  • Kenzō Tange, designer of the Tokyo Olympic arenas.
  • Zaha Hadid, who designed the BMW Central Building in Leipzig, Germany; Heydar Aliyev Cultural Centre in Baku, Azerbaijan; Sheikh Zayed Bridge in Abu Dhabi, United Arab Emirates; and Guangzhou Opera House in Guangzhou, China.

Other great examples of design in other walks of life include Tesla in the automobile industry and Eames Design in furniture.

IBM history in design

IBM has a rich history in design. The tradition of design continues to be woven into the very fabric of IBM today and applied in how we develop our solutions in a renewed push. This IBM Think Academy video demonstrates the power of this approach.

The concept of design transcends information technology. The idea of a delightful experience is not restricted to human computer interface (HCI) or how we interact with an app. Design is applied to many aspects of our lives for the purpose of elevating, enhancing and enriching experiences. In the business context, where yield and premium on good design may be measured in hard numbers or loyalty, design has become especially important.

Another example borrowed from architecture is these exemplars of “tomorrow’s buildings,” which demonstrate the application of design in enhancing experiences, creating savings and enabling energy efficiency all at once.

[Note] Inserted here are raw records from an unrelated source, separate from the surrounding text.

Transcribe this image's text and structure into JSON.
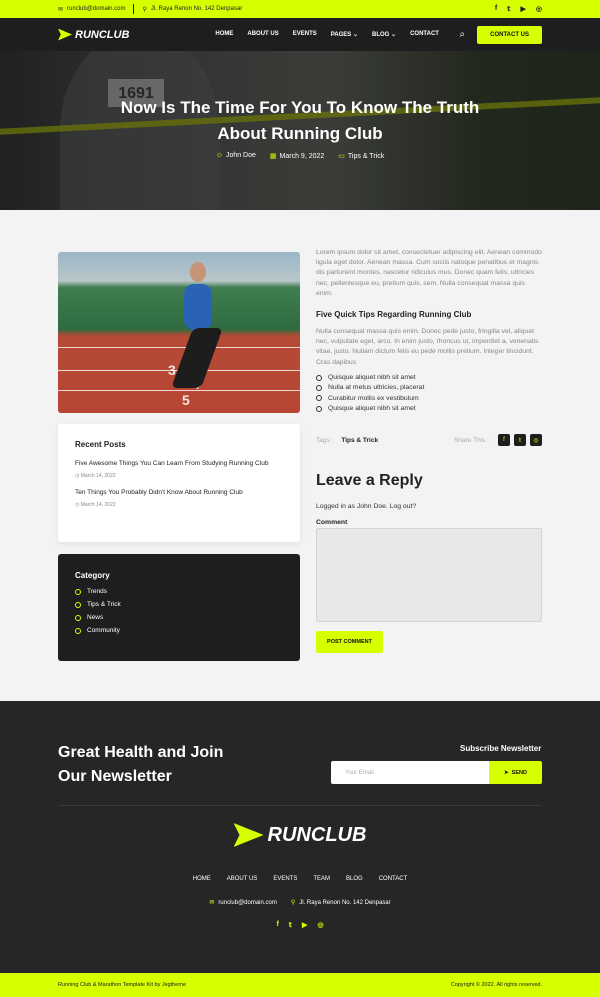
{
  "topbar": {
    "email": "runclub@domain.com",
    "address": "Jl. Raya Renon No. 142 Denpasar",
    "social_icons": [
      "facebook-icon",
      "twitter-icon",
      "youtube-icon",
      "instagram-icon"
    ]
  },
  "nav": {
    "brand": "RUNCLUB",
    "items": [
      "HOME",
      "ABOUT US",
      "EVENTS",
      "PAGES",
      "BLOG",
      "CONTACT"
    ],
    "active": "BLOG",
    "cta": "CONTACT US"
  },
  "hero": {
    "bib_number": "1691",
    "title_line1": "Now Is The Time For You To Know The Truth",
    "title_line2": "About Running Club",
    "author": "John Doe",
    "date": "March 9, 2022",
    "category": "Tips & Trick"
  },
  "photo": {
    "lane_numbers": [
      "3",
      "4",
      "5"
    ]
  },
  "recent_posts": {
    "heading": "Recent Posts",
    "posts": [
      {
        "title": "Five Awesome Things You Can Learn From Studying Running Club",
        "date": "March 14, 2022"
      },
      {
        "title": "Ten Things You Probably Didn't Know About Running Club",
        "date": "March 14, 2022"
      }
    ]
  },
  "category": {
    "heading": "Category",
    "items": [
      "Trends",
      "Tips & Trick",
      "News",
      "Community"
    ]
  },
  "article": {
    "intro": "Lorem ipsum dolor sit amet, consectetuer adipiscing elit. Aenean commodo ligula eget dolor. Aenean massa. Cum sociis natoque penatibus et magnis dis parturient montes, nascetur ridiculus mus. Donec quam felis, ultricies nec, pellentesque eu, pretium quis, sem. Nulla consequat massa quis enim.",
    "subheading": "Five Quick Tips Regarding Running Club",
    "body": "Nulla consequat massa quis enim. Donec pede justo, fringilla vel, aliquet nec, vulputate eget, arcu. In enim justo, rhoncus ut, imperdiet a, venenatis vitae, justo. Nullam dictum felis eu pede mollis pretium. Integer tincidunt. Cras dapibus",
    "checklist": [
      "Quisque aliquet nibh sit amet",
      "Nulla at metus ultricies, placerat",
      "Curabitur mollis ex vestibulum",
      "Quisque aliquet nibh sit amet"
    ],
    "tags_label": "Tags :",
    "tag": "Tips & Trick",
    "share_label": "Share This :"
  },
  "reply": {
    "heading": "Leave a Reply",
    "logged_in": "Logged in as John Doe. Log out?",
    "comment_label": "Comment",
    "button": "POST COMMENT"
  },
  "footer": {
    "headline_line1": "Great Health and Join",
    "headline_line2": "Our Newsletter",
    "subscribe_heading": "Subscribe Newsletter",
    "email_placeholder": "Your Email",
    "send": "SEND",
    "brand": "RUNCLUB",
    "menu": [
      "HOME",
      "ABOUT US",
      "EVENTS",
      "TEAM",
      "BLOG",
      "CONTACT"
    ],
    "email": "runclub@domain.com",
    "address": "Jl. Raya Renon No. 142 Denpasar"
  },
  "bottombar": {
    "left": "Running Club & Marathon Template Kit by Jegtheme",
    "right": "Copyright © 2022. All rights reserved."
  },
  "colors": {
    "accent": "#d6ff00",
    "dark": "#1e1e1e"
  }
}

I have a passion, strong interest and training in architecture and design. Art and science underscore good design: active listening, collaborative creation, creative thinking, empathy for the user, synergy between form and function, design execution, and aesthetics supported by solid principles of engineering are universally applicable in how we understand and deliver solutions to the clients and markets we serve. These principles can help in elevating and enriching the total quality of the user experience.

This is an interdisciplinary endeavor that can yield great business outcomes while delivering on the promise of a delightful and exceptional user experience.

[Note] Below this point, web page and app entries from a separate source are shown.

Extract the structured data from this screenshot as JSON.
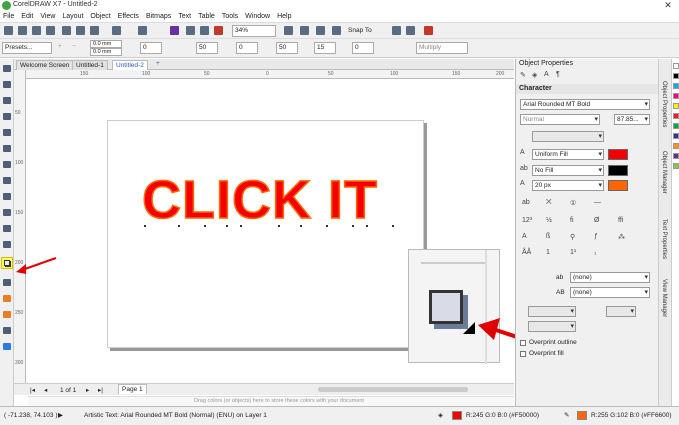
{
  "window": {
    "title": "CorelDRAW X7 - Untitled-2",
    "close_glyph": "✕"
  },
  "menu": [
    "File",
    "Edit",
    "View",
    "Layout",
    "Object",
    "Effects",
    "Bitmaps",
    "Text",
    "Table",
    "Tools",
    "Window",
    "Help"
  ],
  "toolbar": {
    "zoom": "34%",
    "snap_to": "Snap To",
    "presets": "Presets...",
    "width": "0.0 mm",
    "height": "0.0 mm",
    "x1": "0",
    "y1": "50",
    "y2": "0",
    "x2": "50",
    "x3": "15",
    "x4": "0",
    "merge_mode": "Multiply"
  },
  "tabs": [
    "Welcome Screen",
    "Untitled-1",
    "Untitled-2"
  ],
  "ruler": {
    "h_ticks": [
      "150",
      "100",
      "50",
      "0",
      "50",
      "100",
      "150",
      "200"
    ],
    "v_ticks": [
      "50",
      "100",
      "150",
      "200",
      "250",
      "300"
    ]
  },
  "canvas": {
    "artistic_text": "CLICK IT",
    "text_color": "#F50000",
    "outline_color": "#FF6600"
  },
  "bottom": {
    "page_count": "1 of 1",
    "page_tab": "Page 1",
    "drag_hint": "Drag colors (or objects) here to store these colors with your document"
  },
  "status": {
    "coords": "( -71.238, 74.103 )",
    "object_info": "Artistic Text: Arial Rounded MT Bold (Normal) (ENU) on Layer 1",
    "fill_label": "R:245 G:0 B:0 (#F50000)",
    "outline_label": "R:255 G:102 B:0 (#FF6600)"
  },
  "panel": {
    "title": "Object Properties",
    "character": "Character",
    "font": "Arial Rounded MT Bold",
    "style": "Normal",
    "size": "87.85...",
    "fill_type": "Uniform Fill",
    "outline_type": "No Fill",
    "outline_width": "20 px",
    "underline_a": "(none)",
    "underline_b": "(none)",
    "overprint_outline": "Overprint outline",
    "overprint_fill": "Overprint fill",
    "label_ab": "ab",
    "label_AB": "AB"
  },
  "dock_labels": [
    "Object Properties",
    "Object Manager",
    "Text Properties",
    "View Manager"
  ],
  "colors": {
    "fill": "#F50000",
    "outline": "#FF6600",
    "highlight": "#FFFF66",
    "arrow": "#E00000"
  }
}
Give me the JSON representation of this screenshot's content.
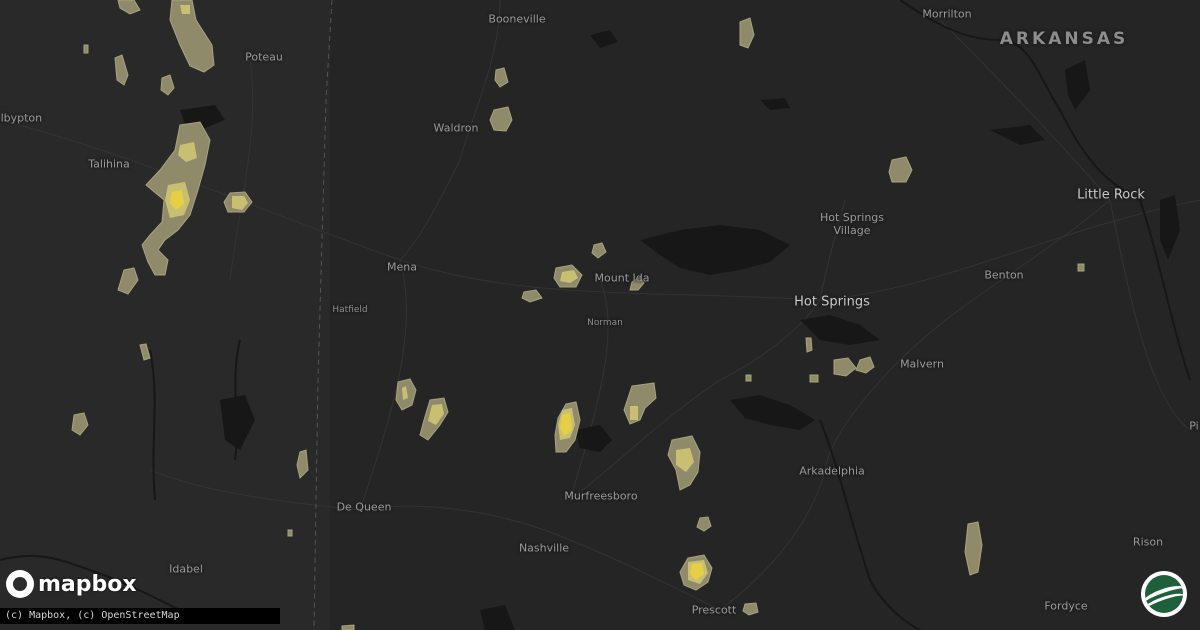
{
  "map": {
    "state_label": "ARKANSAS",
    "cities": {
      "little_rock": "Little Rock",
      "hot_springs": "Hot Springs",
      "hot_springs_village": "Hot Springs\nVillage",
      "benton": "Benton",
      "malvern": "Malvern",
      "arkadelphia": "Arkadelphia",
      "murfreesboro": "Murfreesboro",
      "nashville": "Nashville",
      "prescott": "Prescott",
      "de_queen": "De Queen",
      "idabel": "Idabel",
      "mena": "Mena",
      "hatfield": "Hatfield",
      "norman": "Norman",
      "mount_ida": "Mount Ida",
      "waldron": "Waldron",
      "booneville": "Booneville",
      "poteau": "Poteau",
      "talihina": "Talihina",
      "wilburton": "albурton",
      "morrilton": "Morrilton",
      "rison": "Rison",
      "fordyce": "Fordyce",
      "pine_bluff_partial": "Pi"
    },
    "colors": {
      "background": "#252525",
      "water": "#171717",
      "roads": "#333333",
      "hail_outer": "#8f8b6a",
      "hail_mid": "#c9bf73",
      "hail_core": "#e6cf43"
    }
  },
  "attribution": "(c) Mapbox, (c) OpenStreetMap",
  "logo": {
    "text": "mapbox",
    "icon": "mapbox-logo-icon"
  },
  "brand": {
    "icon": "brand-badge-icon"
  }
}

More Infrastructure stories

French insurer teams with IBM Services to develop fraud detection solution

Auto insurance fraud costs companies billions of dollars every year. Those losses trickle down to policyholders who absorb some of that risk in policy rate increases. Thélem assurances, a French property and casualty insurer whose motto is “Thélem innovates for you”, has launched an artificial intelligence program, prioritizing a fraud detection use case as its […]

Continue reading

Cloud innovation in real estate: Apleona and IBM rely on new technologies

Digitization does not stop at the proverbial concrete gold — real estate. In fact, the real estate industry is on the move. Companies are realizing the benefits of digital transformation and are capitalizing on the power of new technologies such as cloud, AI and blockchain. Take, for example, Apleona GmbH, one of Europe’s largest real […]

Continue reading

Innovate with Enterprise Design Thinking in the IBM Garage

We’ve all been there. You have an amazing idea that’s really exciting. Maybe it’s a home improvement project, or perhaps it’s a new business idea. You think about all the details required to make it real. But, once you get to the seventh action item, you’re not so excited anymore. Sometimes when we realize the […]

Continue reading